#### EXERCISE DESCRIPTION:
Exact copies of all the records are to be printed.

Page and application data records

_ _ _ _

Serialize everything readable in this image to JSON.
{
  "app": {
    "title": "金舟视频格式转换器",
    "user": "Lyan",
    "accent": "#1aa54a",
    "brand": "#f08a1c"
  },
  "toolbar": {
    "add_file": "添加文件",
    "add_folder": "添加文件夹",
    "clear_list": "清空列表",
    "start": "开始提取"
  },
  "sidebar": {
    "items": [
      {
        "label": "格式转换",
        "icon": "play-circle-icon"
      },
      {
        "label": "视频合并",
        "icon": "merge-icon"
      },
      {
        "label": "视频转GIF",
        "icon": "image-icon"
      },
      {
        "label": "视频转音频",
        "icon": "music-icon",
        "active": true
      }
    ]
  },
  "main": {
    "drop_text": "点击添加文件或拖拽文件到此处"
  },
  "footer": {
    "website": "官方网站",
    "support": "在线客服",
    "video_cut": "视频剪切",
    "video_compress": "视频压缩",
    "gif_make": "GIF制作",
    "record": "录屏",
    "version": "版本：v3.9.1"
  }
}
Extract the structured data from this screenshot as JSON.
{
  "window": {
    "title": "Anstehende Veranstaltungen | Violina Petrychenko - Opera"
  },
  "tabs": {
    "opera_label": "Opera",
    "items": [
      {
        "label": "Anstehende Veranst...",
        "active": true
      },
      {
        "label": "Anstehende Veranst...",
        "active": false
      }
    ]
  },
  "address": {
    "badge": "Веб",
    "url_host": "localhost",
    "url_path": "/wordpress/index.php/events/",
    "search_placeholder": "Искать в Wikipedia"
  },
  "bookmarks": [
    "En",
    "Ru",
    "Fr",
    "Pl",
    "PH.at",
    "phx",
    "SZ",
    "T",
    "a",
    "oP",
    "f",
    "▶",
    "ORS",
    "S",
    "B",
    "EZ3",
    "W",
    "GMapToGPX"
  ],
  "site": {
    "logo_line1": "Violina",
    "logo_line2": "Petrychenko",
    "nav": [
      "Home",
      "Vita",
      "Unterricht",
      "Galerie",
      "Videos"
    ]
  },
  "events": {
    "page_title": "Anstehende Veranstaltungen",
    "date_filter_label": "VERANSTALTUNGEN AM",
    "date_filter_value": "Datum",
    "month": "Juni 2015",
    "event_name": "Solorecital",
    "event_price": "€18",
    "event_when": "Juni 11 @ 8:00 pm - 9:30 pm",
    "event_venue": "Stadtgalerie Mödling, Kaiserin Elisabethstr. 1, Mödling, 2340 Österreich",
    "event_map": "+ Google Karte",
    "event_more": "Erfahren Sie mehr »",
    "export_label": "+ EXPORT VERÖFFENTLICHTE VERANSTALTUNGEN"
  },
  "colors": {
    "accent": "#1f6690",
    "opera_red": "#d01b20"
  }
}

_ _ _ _

#### ANSWER SPACE:
Serialize everything readable in this image to JSON.
{
  "app": {
    "title": "金舟视频格式转换器",
    "user": "Lyan",
    "accent": "#1aa54a",
    "brand": "#f08a1c"
  },
  "toolbar": {
    "add_file": "添加文件",
    "add_folder": "添加文件夹",
    "clear_list": "清空列表",
    "start": "开始提取"
  },
  "sidebar": {
    "items": [
      {
        "label": "格式转换",
        "icon": "play-circle-icon"
      },
      {
        "label": "视频合并",
        "icon": "merge-icon"
      },
      {
        "label": "视频转GIF",
        "icon": "image-icon"
      },
      {
        "label": "视频转音频",
        "icon": "music-icon",
        "active": true
      }
    ]
  },
  "main": {
    "drop_text": "点击添加文件或拖拽文件到此处"
  },
  "footer": {
    "website": "官方网站",
    "support": "在线客服",
    "video_cut": "视频剪切",
    "video_compress": "视频压缩",
    "gif_make": "GIF制作",
    "record": "录屏",
    "version": "版本：v3.9.1"
  }
}
Extract the structured data from this screenshot as JSON.
{
  "window": {
    "title": "Anstehende Veranstaltungen | Violina Petrychenko - Opera"
  },
  "tabs": {
    "opera_label": "Opera",
    "items": [
      {
        "label": "Anstehende Veranst...",
        "active": true
      },
      {
        "label": "Anstehende Veranst...",
        "active": false
      }
    ]
  },
  "address": {
    "badge": "Веб",
    "url_host": "localhost",
    "url_path": "/wordpress/index.php/events/",
    "search_placeholder": "Искать в Wikipedia"
  },
  "bookmarks": [
    "En",
    "Ru",
    "Fr",
    "Pl",
    "PH.at",
    "phx",
    "SZ",
    "T",
    "a",
    "oP",
    "f",
    "▶",
    "ORS",
    "S",
    "B",
    "EZ3",
    "W",
    "GMapToGPX"
  ],
  "site": {
    "logo_line1": "Violina",
    "logo_line2": "Petrychenko",
    "nav": [
      "Home",
      "Vita",
      "Unterricht",
      "Galerie",
      "Videos"
    ]
  },
  "events": {
    "page_title": "Anstehende Veranstaltungen",
    "date_filter_label": "VERANSTALTUNGEN AM",
    "date_filter_value": "Datum",
    "month": "Juni 2015",
    "event_name": "Solorecital",
    "event_price": "€18",
    "event_when": "Juni 11 @ 8:00 pm - 9:30 pm",
    "event_venue": "Stadtgalerie Mödling, Kaiserin Elisabethstr. 1, Mödling, 2340 Österreich",
    "event_map": "+ Google Karte",
    "event_more": "Erfahren Sie mehr »",
    "export_label": "+ EXPORT VERÖFFENTLICHTE VERANSTALTUNGEN"
  },
  "colors": {
    "accent": "#1f6690",
    "opera_red": "#d01b20"
  }
}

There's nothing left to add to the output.